On June 23, 1982, the United States Army Armament Materiel Readiness Command (ARRCOM) awarded basic ordering agreement DAAA09-82-G-7822 to NI for the production of pressfit and pinned eight-inch M509 steel body projectiles. On the next day, ARRCOM issued delivery order 0001 to NI for the production of 21,550 M509 projectiles. This delivery order contained the Value Engineering clause.
Following design changes to the projectile, the Army, on May 16, 1983, approved a contract change for the M509 to use threaded bases made from extruded aluminum rod -- instead of the pressfit and pinned bases -- and modified NI's contract accordingly on May 25, 1983. Throughout May 1983, NI repeatedly asked to be allowed to use aluminum forgings (instead of aluminum rods) to manufacture the threaded bases, stating that this substitution would save approximately $15 per projectile. NI also told ARRCOM of its intention to submit this cost-reduction proposal as a VECP. In the last week of May 1983, NI began preparing its written VECP.
However, at about the same time, the other manufacturer of the M509 projectile for the Army, Chamberlain Manufacturing Corp. (Chamberlain), independently thought of the same cost-saving change. On June 13, 1983, Chamberlain sent to the Army a VECP that suggested the use of forgings. On June 21, 1983, NI submitted its written VECP. On that same day (June 21, 1983), NI telephoned the ARRCOM contract specialist and told him that NI had submitted a VECP requesting the use of forgings that would save $26 per unit. ARRCOM received Chamberlain's VECP that afternoon and entered it in the ARRCOM command log. On June 22 and 23, 1983, NI sent telexes to the contracting office summarizing its VECP. On June 27, 1983, ARRCOM received NI's VECP and logged it in. Government engineers eventually determined the VECP's submitted by NI and Chamberlain to be identical, although neither contractor knew beforehand of the other's submission of a VECP.

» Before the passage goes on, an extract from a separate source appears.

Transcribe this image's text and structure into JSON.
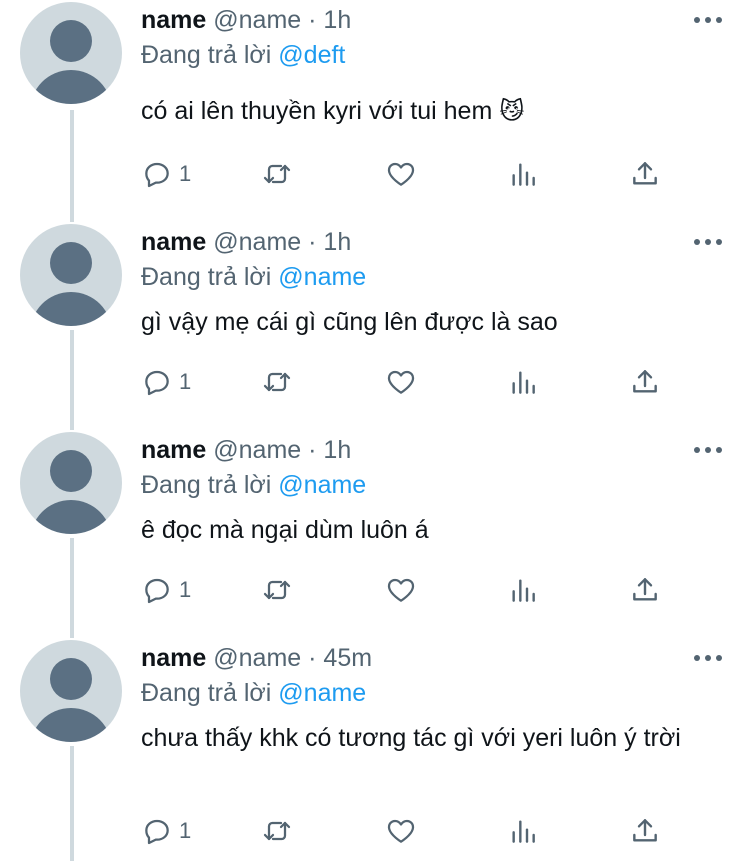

On July 15, 1983, ARRCOM personnel met to decide how to resolve the issue of duplicate VECP's. ARRCOM's value engineering office representative stated that it was ARRCOM policy to accept or reject identical VECP's according to the date of entry into the command log. Before July 1983, neither the contracting officers, contract specialists, nor the two contractors were aware of this policy. Because ARRCOM entered Chamberlain's VECP into the command log on June 21 and NI's VECP on June 27, the value engineering representative concluded that Chamberlain's VECP should be accepted and NI's VECP should be rejected. During this meeting, Mr. Sobkowiak, ARRCOM's contract specialist for NI's contract, did not mention that NI had provided him with oral notices of its VECP on May 28 and June 21, 1983.
After Mr. Sobkowiak requested the ARRCOM legal office to review NI's VECP and the legal office sent its opinion to Janice Isenberg, the newly-appointed contracting officer for NI's contract, Ms. Isenberg notified NI that its VECP was considered to be a duplicate submission.
On September 21, 1983, ARRCOM personnel again met to discuss NI's VECP. Once more they did not discuss NI's May and June communications concerning its intention to submit the VECP and its submission of the VECP. They ultimately decided to follow ARRCOM Standard Operating Procedure (SOP) 700-2, part of an internal, unpublished set of operating procedures. Under the appendix to SOP 700-2, the VECP proposal first entered on the command log is entitled to all the savings afforded by the provisions of its contract. (SOP 700-2 embodied the ARRCOM policy which, as we have stated, was previously unknown to NI, Chamberlain, the contracting officer, or the contract specialists.) Finally, on September 24, 1983, Ms. Isenberg, the CO, issued a final decision denying NI's VECP.
NI appealed this decision to the ASBCA which denied the appeal finding that, because NI's VECP was not accepted by ARRCOM, the Board could not review the CO's decision to accept or ...